The diagnosis and management of such rheumatologic conditions as rheumatoid arthritis (RA) has improved in the past decade.
We see more specific testing--checking the antibody to cyclic citrullinated peptide, ultrasound scans, and joint MRIs, for instance. Management strives to suppress inflammation early and as much as possible using disease modifying drugs like methotrexate and tumor necrosis factor (anti-TNF) or even newer drugs such as abatacept, anakinra, rituximab, or tocilizumab. Complications of RA such as cardiovascular disease and osteoporosis are now better recognized while the use of non-steroidal anti-inflammatory drugs is declining because of worries about cardiovascular safety.
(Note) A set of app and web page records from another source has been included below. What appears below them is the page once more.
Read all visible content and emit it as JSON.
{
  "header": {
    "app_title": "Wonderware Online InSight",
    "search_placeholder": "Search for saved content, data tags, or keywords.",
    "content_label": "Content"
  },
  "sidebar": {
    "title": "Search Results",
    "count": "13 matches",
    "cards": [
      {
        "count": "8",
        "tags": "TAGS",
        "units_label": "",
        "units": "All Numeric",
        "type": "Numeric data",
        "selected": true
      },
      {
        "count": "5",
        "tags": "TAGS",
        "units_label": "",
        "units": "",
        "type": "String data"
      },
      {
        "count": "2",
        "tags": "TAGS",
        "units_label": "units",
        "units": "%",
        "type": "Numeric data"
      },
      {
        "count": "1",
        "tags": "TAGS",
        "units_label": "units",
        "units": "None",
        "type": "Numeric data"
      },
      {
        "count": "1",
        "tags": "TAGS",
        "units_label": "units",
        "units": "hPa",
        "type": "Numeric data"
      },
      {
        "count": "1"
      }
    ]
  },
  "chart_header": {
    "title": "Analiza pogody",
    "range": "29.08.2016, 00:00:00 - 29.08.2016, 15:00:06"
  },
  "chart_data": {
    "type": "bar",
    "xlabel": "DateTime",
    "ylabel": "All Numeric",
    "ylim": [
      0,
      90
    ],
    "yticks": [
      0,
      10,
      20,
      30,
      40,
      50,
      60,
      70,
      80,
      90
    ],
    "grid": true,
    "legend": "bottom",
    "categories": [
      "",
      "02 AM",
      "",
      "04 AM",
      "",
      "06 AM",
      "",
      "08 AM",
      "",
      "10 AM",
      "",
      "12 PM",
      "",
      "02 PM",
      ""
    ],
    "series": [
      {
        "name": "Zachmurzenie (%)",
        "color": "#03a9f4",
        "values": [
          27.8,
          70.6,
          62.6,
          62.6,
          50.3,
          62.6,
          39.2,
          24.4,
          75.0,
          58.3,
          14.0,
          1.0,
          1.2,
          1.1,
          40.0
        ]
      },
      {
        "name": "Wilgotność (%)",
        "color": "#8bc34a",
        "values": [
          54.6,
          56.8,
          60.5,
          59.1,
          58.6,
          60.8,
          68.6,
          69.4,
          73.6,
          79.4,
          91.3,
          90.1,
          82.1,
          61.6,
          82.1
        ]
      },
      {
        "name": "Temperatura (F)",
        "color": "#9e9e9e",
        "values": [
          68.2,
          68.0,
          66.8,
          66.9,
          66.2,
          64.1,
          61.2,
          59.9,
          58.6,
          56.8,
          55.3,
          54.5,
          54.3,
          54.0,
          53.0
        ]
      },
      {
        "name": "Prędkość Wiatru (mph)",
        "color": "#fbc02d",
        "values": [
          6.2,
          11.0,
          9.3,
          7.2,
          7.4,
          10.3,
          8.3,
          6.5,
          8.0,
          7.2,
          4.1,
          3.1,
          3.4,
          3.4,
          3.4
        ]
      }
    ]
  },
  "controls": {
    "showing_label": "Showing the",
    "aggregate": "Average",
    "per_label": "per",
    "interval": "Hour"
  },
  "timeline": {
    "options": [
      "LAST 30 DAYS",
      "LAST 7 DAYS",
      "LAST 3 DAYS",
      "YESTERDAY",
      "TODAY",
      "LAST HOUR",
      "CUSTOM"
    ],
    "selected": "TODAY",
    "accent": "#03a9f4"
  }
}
Patients may be started on statins in the interest of reducing RA activity, and bisphosphonates to, hopefully, prevent erosions.
Source: Postgraduate Medical Journal 2010;86:243-250